The new capabilities, and a production system for building touch-sensitivity into different robots, will improve the way robots work in unconstrained settings, as well as their ability to communicate and cooperate with each other and with humans, reports Science Daily.
The European Union-funded project 'Skin-based technologies and capabilities for safe, autonomous and interactive robots' (ROBOSKIN) developed new sensor technologies and management systems which give robots an artificial sense of touch, until now an elusive quality in robotics.
The artificial skin is modelled largely on real skin, which has a tiny network of nerves that sense or feel changes like hot/cold or rough/smooth.
The electronic sensors collect this so-called 'tactile data' and process it using application software which has been front-loaded to include some basic robot behaviours which can be added to over time.
"We opted for programming through demonstration and robot-assisted play so the robots learn as they go along by feeling, doing and interacting," said project coordinator Professor Giorgio Cannata of Genoa University, Italy.

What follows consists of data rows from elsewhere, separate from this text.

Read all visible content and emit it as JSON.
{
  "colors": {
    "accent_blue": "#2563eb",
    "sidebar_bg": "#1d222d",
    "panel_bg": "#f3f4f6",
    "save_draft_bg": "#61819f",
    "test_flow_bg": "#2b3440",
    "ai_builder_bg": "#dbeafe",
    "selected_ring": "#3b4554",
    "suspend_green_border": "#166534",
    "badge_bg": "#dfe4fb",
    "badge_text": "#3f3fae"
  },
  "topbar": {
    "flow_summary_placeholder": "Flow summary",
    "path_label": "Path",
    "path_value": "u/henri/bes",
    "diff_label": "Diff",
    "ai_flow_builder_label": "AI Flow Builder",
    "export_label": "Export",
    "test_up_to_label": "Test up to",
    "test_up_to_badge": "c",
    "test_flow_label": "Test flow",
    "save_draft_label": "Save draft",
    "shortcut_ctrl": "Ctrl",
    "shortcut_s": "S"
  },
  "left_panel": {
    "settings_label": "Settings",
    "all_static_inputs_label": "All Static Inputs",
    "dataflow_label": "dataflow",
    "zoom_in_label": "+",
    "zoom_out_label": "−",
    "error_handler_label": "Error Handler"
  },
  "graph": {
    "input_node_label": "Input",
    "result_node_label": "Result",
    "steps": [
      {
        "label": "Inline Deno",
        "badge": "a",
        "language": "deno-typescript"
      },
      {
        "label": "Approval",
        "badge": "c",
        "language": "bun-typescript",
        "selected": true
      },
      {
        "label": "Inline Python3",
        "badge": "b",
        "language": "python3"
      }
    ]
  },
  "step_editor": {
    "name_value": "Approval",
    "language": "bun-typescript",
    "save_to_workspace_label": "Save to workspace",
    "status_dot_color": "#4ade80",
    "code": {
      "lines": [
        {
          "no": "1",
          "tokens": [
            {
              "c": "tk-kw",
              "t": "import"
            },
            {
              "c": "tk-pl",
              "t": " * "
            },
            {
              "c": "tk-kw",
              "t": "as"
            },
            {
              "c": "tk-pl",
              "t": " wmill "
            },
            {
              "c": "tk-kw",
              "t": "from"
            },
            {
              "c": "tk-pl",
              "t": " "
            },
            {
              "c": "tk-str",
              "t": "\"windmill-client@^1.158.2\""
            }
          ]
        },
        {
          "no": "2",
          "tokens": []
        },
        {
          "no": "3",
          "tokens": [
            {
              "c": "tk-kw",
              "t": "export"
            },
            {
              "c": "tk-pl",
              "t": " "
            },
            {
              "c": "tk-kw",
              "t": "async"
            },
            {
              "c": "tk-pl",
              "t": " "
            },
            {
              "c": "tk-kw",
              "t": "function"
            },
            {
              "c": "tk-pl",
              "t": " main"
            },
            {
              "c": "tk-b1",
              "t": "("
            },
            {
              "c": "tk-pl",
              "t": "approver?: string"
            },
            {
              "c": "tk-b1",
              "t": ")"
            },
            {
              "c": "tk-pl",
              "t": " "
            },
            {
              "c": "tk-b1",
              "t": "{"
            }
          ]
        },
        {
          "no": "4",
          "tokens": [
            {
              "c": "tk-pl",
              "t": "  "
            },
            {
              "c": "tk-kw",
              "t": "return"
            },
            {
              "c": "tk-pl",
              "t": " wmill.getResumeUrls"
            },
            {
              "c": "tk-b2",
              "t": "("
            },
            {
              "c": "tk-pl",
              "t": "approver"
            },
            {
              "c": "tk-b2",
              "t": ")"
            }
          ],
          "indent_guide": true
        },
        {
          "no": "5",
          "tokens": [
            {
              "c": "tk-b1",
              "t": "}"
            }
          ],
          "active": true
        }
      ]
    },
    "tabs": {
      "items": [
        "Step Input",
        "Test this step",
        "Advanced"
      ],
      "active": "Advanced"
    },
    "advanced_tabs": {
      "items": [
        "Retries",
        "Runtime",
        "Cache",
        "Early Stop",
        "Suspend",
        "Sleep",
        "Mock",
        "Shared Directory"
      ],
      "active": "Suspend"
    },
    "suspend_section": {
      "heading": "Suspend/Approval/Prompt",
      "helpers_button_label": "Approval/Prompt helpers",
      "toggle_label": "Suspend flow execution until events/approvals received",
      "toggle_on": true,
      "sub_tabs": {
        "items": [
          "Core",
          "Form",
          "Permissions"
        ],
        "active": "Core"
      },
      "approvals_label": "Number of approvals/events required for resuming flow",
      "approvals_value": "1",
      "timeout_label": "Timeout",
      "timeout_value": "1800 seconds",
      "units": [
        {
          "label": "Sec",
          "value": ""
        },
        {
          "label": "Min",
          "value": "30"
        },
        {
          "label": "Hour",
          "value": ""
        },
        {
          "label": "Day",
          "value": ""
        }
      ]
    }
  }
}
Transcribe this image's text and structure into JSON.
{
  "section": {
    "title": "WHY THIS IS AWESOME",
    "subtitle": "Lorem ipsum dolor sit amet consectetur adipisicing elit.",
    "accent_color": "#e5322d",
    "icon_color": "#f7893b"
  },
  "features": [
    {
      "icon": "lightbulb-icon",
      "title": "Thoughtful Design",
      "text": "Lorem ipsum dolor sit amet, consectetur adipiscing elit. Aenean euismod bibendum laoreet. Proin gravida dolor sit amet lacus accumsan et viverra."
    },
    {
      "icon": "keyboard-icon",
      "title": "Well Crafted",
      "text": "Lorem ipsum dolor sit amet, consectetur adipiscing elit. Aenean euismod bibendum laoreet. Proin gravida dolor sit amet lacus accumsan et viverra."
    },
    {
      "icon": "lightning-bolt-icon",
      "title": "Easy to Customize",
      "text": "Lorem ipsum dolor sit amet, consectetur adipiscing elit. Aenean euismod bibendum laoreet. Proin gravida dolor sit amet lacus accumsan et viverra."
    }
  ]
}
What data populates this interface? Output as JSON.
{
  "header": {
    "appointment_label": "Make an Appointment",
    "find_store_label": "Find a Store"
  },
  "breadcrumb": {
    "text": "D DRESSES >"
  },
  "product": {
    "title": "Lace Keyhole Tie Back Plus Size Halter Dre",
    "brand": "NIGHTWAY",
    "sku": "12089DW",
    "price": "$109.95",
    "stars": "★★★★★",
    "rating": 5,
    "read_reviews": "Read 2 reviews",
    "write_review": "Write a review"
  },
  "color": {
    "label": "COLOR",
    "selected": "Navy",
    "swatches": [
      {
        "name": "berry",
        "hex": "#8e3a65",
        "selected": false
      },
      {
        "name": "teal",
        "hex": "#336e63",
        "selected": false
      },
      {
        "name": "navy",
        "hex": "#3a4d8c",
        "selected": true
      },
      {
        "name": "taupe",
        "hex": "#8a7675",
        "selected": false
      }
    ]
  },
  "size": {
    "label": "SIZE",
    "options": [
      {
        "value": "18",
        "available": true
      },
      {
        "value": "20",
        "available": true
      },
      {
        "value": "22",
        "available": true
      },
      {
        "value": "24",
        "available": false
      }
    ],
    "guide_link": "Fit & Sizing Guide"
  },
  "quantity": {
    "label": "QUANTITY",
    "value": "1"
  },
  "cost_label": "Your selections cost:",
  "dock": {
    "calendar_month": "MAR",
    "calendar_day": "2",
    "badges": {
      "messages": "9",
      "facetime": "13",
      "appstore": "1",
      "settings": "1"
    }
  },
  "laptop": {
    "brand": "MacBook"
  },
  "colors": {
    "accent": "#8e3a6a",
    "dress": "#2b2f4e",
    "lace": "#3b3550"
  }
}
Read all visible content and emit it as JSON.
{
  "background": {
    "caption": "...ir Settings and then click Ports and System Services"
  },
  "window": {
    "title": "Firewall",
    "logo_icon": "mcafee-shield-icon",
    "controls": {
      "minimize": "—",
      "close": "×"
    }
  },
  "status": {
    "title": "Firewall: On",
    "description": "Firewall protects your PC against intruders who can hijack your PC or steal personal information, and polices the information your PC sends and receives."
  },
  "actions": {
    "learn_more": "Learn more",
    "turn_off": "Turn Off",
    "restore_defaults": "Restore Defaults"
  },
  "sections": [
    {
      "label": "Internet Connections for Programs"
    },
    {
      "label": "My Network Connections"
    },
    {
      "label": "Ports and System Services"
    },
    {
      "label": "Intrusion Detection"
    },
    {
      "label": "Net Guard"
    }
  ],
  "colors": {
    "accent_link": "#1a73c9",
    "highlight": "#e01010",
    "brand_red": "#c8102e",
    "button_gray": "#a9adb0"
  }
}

"We had to generate a degree of awareness in the robots to help them react to tactile events and physical contact with the outside world," he adds.